That means the retired Philadelphia Flyer is unlikely to serve any time for his crimes, said Mark Eliades, the deputy attorney general who prosecuted the case.
Under terms of Tocchet's plea deal, the state made no sentencing recommendation, leaving it to the discretion of the court.
Afterward, Tocchet's lawyer, Kevin Marino, said his client long ago acknowledged having made a mistake by becoming involved in illegal gambling. Marino pointed out that the more sensational allegations in the case - including rumours of mob ties and game fixing - never materialized.
"Mr. Tocchet never placed a bet on professional hockey. Mr. Tocchet never took a bet on professional hockey," Marino said. "He in no way compromised the integrity of the game of hockey or the National Hockey League."
Before being sentenced on Friday, Tocchet told the judge, "I'm sorry to the court, my family and friends I was involved in this."
An assistant coach with the Phoenix Coyotes under legendary Wayne Gretzky, Tocchet partnered with a New Jersey state trooper and another man in a sports betting venture they ran for five years. He has been on indefinite leave from his job since being charged, but Marino said Tocchet hopes to return to the sport now that the case has been resolved.
NHL commissioner Gary Bettman hired lawyer Robert Cleary to conduct an internal investigation. A former federal prosecutor, Cleary is best known for prosecuting Unabomber Theodore Kaczynski.
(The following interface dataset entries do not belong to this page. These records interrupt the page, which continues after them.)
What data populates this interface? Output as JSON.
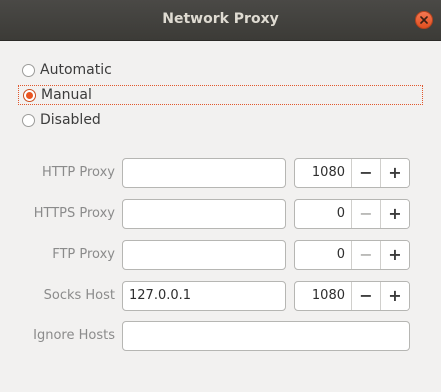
{
  "window": {
    "title": "Network Proxy"
  },
  "titlebar": {
    "close_icon": "close-icon",
    "close_color": "#e95420"
  },
  "mode": {
    "options": [
      {
        "label": "Automatic",
        "checked": false
      },
      {
        "label": "Manual",
        "checked": true
      },
      {
        "label": "Disabled",
        "checked": false
      }
    ],
    "accent": "#e95420"
  },
  "proxies": {
    "http": {
      "label": "HTTP Proxy",
      "host": "",
      "port": "1080",
      "minus_enabled": true,
      "minus": "−",
      "plus": "+"
    },
    "https": {
      "label": "HTTPS Proxy",
      "host": "",
      "port": "0",
      "minus_enabled": false,
      "minus": "−",
      "plus": "+"
    },
    "ftp": {
      "label": "FTP Proxy",
      "host": "",
      "port": "0",
      "minus_enabled": false,
      "minus": "−",
      "plus": "+"
    },
    "socks": {
      "label": "Socks Host",
      "host": "127.0.0.1",
      "port": "1080",
      "minus_enabled": true,
      "minus": "−",
      "plus": "+"
    },
    "ignore": {
      "label": "Ignore Hosts",
      "value": ""
    }
  }
}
"In light of today's events, Mr. Cleary is now in a position to conclude his independent investigation," NHL spokesman Gary Meagher said in a statement on Friday. "Once the commissioner receives Mr. Cleary's report, it is probable that he will want to meet with Mr. Tocchet before making a determination."
He would not answer any questions, including whether Tocchet has a future in professional hockey.
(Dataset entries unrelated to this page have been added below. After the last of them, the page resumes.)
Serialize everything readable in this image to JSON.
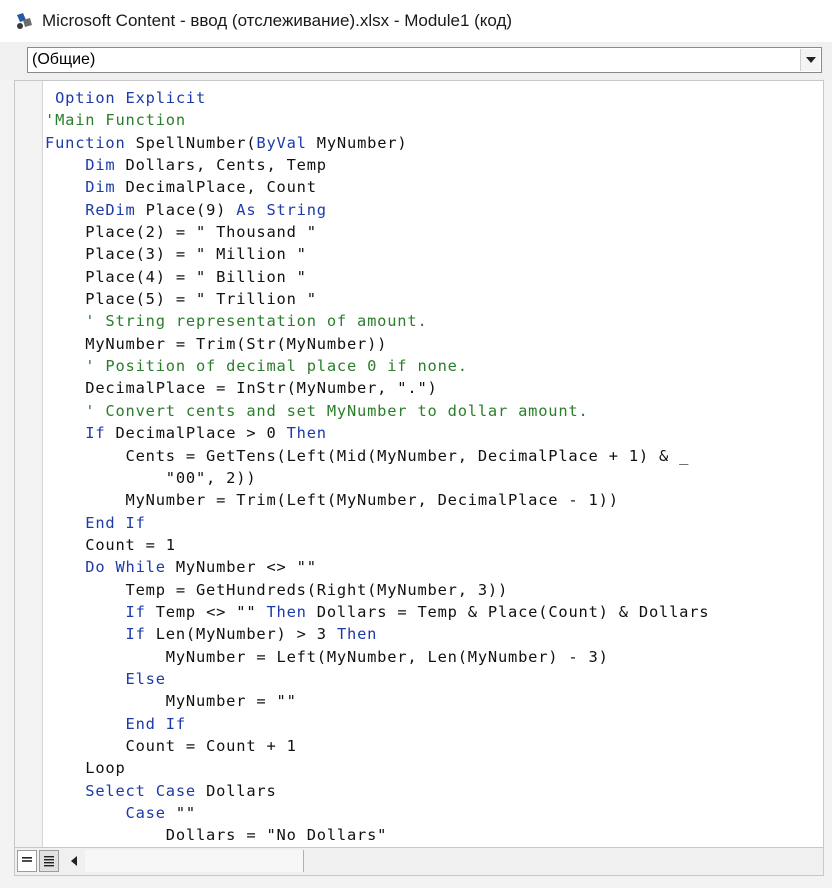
{
  "window": {
    "title": "Microsoft Content - ввод (отслеживание).xlsx - Module1 (код)"
  },
  "object_combo": {
    "value": "(Общие)"
  },
  "colors": {
    "keyword": "#1c3aa8",
    "comment": "#2a7d2a",
    "text": "#111111"
  },
  "icons": {
    "app": "vba-editor-icon",
    "combo_arrow": "dropdown-arrow-icon",
    "procedure_view": "procedure-view-icon",
    "full_module_view": "full-module-view-icon",
    "scroll_left": "scroll-left-arrow-icon"
  },
  "code": [
    [
      {
        "t": " Option Explicit",
        "k": "kw"
      }
    ],
    [
      {
        "t": "'Main Function",
        "k": "cm"
      }
    ],
    [
      {
        "t": "Function ",
        "k": "kw"
      },
      {
        "t": "SpellNumber(",
        "k": "tx"
      },
      {
        "t": "ByVal",
        "k": "kw"
      },
      {
        "t": " MyNumber)",
        "k": "tx"
      }
    ],
    [
      {
        "t": "    ",
        "k": "tx"
      },
      {
        "t": "Dim",
        "k": "kw"
      },
      {
        "t": " Dollars, Cents, Temp",
        "k": "tx"
      }
    ],
    [
      {
        "t": "    ",
        "k": "tx"
      },
      {
        "t": "Dim",
        "k": "kw"
      },
      {
        "t": " DecimalPlace, Count",
        "k": "tx"
      }
    ],
    [
      {
        "t": "    ",
        "k": "tx"
      },
      {
        "t": "ReDim",
        "k": "kw"
      },
      {
        "t": " Place(9) ",
        "k": "tx"
      },
      {
        "t": "As String",
        "k": "kw"
      }
    ],
    [
      {
        "t": "    Place(2) = \" Thousand \"",
        "k": "tx"
      }
    ],
    [
      {
        "t": "    Place(3) = \" Million \"",
        "k": "tx"
      }
    ],
    [
      {
        "t": "    Place(4) = \" Billion \"",
        "k": "tx"
      }
    ],
    [
      {
        "t": "    Place(5) = \" Trillion \"",
        "k": "tx"
      }
    ],
    [
      {
        "t": "    ' String representation of amount.",
        "k": "cm"
      }
    ],
    [
      {
        "t": "    MyNumber = Trim(Str(MyNumber))",
        "k": "tx"
      }
    ],
    [
      {
        "t": "    ' Position of decimal place 0 if none.",
        "k": "cm"
      }
    ],
    [
      {
        "t": "    DecimalPlace = InStr(MyNumber, \".\")",
        "k": "tx"
      }
    ],
    [
      {
        "t": "    ' Convert cents and set MyNumber to dollar amount.",
        "k": "cm"
      }
    ],
    [
      {
        "t": "    ",
        "k": "tx"
      },
      {
        "t": "If",
        "k": "kw"
      },
      {
        "t": " DecimalPlace > 0 ",
        "k": "tx"
      },
      {
        "t": "Then",
        "k": "kw"
      }
    ],
    [
      {
        "t": "        Cents = GetTens(Left(Mid(MyNumber, DecimalPlace + 1) & _",
        "k": "tx"
      }
    ],
    [
      {
        "t": "            \"00\", 2))",
        "k": "tx"
      }
    ],
    [
      {
        "t": "        MyNumber = Trim(Left(MyNumber, DecimalPlace - 1))",
        "k": "tx"
      }
    ],
    [
      {
        "t": "    ",
        "k": "tx"
      },
      {
        "t": "End If",
        "k": "kw"
      }
    ],
    [
      {
        "t": "    Count = 1",
        "k": "tx"
      }
    ],
    [
      {
        "t": "    ",
        "k": "tx"
      },
      {
        "t": "Do While",
        "k": "kw"
      },
      {
        "t": " MyNumber <> \"\"",
        "k": "tx"
      }
    ],
    [
      {
        "t": "        Temp = GetHundreds(Right(MyNumber, 3))",
        "k": "tx"
      }
    ],
    [
      {
        "t": "        ",
        "k": "tx"
      },
      {
        "t": "If",
        "k": "kw"
      },
      {
        "t": " Temp <> \"\" ",
        "k": "tx"
      },
      {
        "t": "Then",
        "k": "kw"
      },
      {
        "t": " Dollars = Temp & Place(Count) & Dollars",
        "k": "tx"
      }
    ],
    [
      {
        "t": "        ",
        "k": "tx"
      },
      {
        "t": "If",
        "k": "kw"
      },
      {
        "t": " Len(MyNumber) > 3 ",
        "k": "tx"
      },
      {
        "t": "Then",
        "k": "kw"
      }
    ],
    [
      {
        "t": "            MyNumber = Left(MyNumber, Len(MyNumber) - 3)",
        "k": "tx"
      }
    ],
    [
      {
        "t": "        ",
        "k": "tx"
      },
      {
        "t": "Else",
        "k": "kw"
      }
    ],
    [
      {
        "t": "            MyNumber = \"\"",
        "k": "tx"
      }
    ],
    [
      {
        "t": "        ",
        "k": "tx"
      },
      {
        "t": "End If",
        "k": "kw"
      }
    ],
    [
      {
        "t": "        Count = Count + 1",
        "k": "tx"
      }
    ],
    [
      {
        "t": "    Loop",
        "k": "tx"
      }
    ],
    [
      {
        "t": "    ",
        "k": "tx"
      },
      {
        "t": "Select Case",
        "k": "kw"
      },
      {
        "t": " Dollars",
        "k": "tx"
      }
    ],
    [
      {
        "t": "        ",
        "k": "tx"
      },
      {
        "t": "Case",
        "k": "kw"
      },
      {
        "t": " \"\"",
        "k": "tx"
      }
    ],
    [
      {
        "t": "            Dollars = \"No Dollars\"",
        "k": "tx"
      }
    ]
  ]
}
James Harney, the trooper who has since been forced to give up his badge, was sentenced earlier this month to five years in prison. The other man, James Ulmer, will be sentenced on Aug. 24.
The case became one of the biggest stories in hockey in February 2006, when the men were charged, because authorities said several of the bettors were people connected to the game. The only name revealed was Janet Jones Gretzky, the wife of Gretzky. But authorities quickly said neither she nor other bettors would be charged.
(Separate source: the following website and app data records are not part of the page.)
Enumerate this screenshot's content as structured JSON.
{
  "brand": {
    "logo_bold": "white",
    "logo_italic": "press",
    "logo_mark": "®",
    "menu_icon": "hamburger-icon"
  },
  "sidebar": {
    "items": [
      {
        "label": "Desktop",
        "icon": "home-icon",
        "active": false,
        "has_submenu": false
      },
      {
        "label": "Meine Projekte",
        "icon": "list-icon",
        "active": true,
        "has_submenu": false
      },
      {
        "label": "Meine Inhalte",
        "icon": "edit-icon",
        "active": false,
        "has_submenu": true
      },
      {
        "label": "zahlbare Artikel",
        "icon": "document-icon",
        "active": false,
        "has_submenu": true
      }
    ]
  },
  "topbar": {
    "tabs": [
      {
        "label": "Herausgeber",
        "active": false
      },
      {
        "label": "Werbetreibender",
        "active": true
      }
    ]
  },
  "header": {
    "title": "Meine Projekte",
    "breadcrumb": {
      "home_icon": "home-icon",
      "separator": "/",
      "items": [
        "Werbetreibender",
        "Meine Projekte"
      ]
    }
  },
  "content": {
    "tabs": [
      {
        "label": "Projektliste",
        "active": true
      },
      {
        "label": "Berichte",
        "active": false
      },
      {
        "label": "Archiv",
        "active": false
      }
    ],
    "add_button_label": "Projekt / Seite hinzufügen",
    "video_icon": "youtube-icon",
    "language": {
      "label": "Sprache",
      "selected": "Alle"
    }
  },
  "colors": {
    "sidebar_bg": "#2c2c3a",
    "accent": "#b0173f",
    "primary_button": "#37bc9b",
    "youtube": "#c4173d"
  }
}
The case remained international news throughout the 2006 Winter Olympics in Turin, Italy, where Gretzky served as the executive director of Team Canada.
In the investigation that followed, authorities and hockey officials said there's no evidence of betting on hockey.
However, the betting was heavy on other sports. In the 40 days that led up to the charges, the ring handled US$1.7 million in bets, including college football bowl games and the Super Bowl.
The business was lucrative for Harney while it lasted. When he was arrested, police took 32 watches and nine televisions from his home, and he forfeited his home, his interest in his wife's home and cash.
No assets were seized from Tocchet, and he was not assessed any fines. Tocchet, a married father of one, can complete probation in his home state of Arizona, Judge Thomas Smith Jr. said.
Harney met Tocchet in the 1990s, when Tocchet was playing for the Philadelphia Flyers and Harney tended bar at a hotel frequented by athletes. After retiring in 2002, Tocchet became Gretzky's top assistant coach with the Coyotes.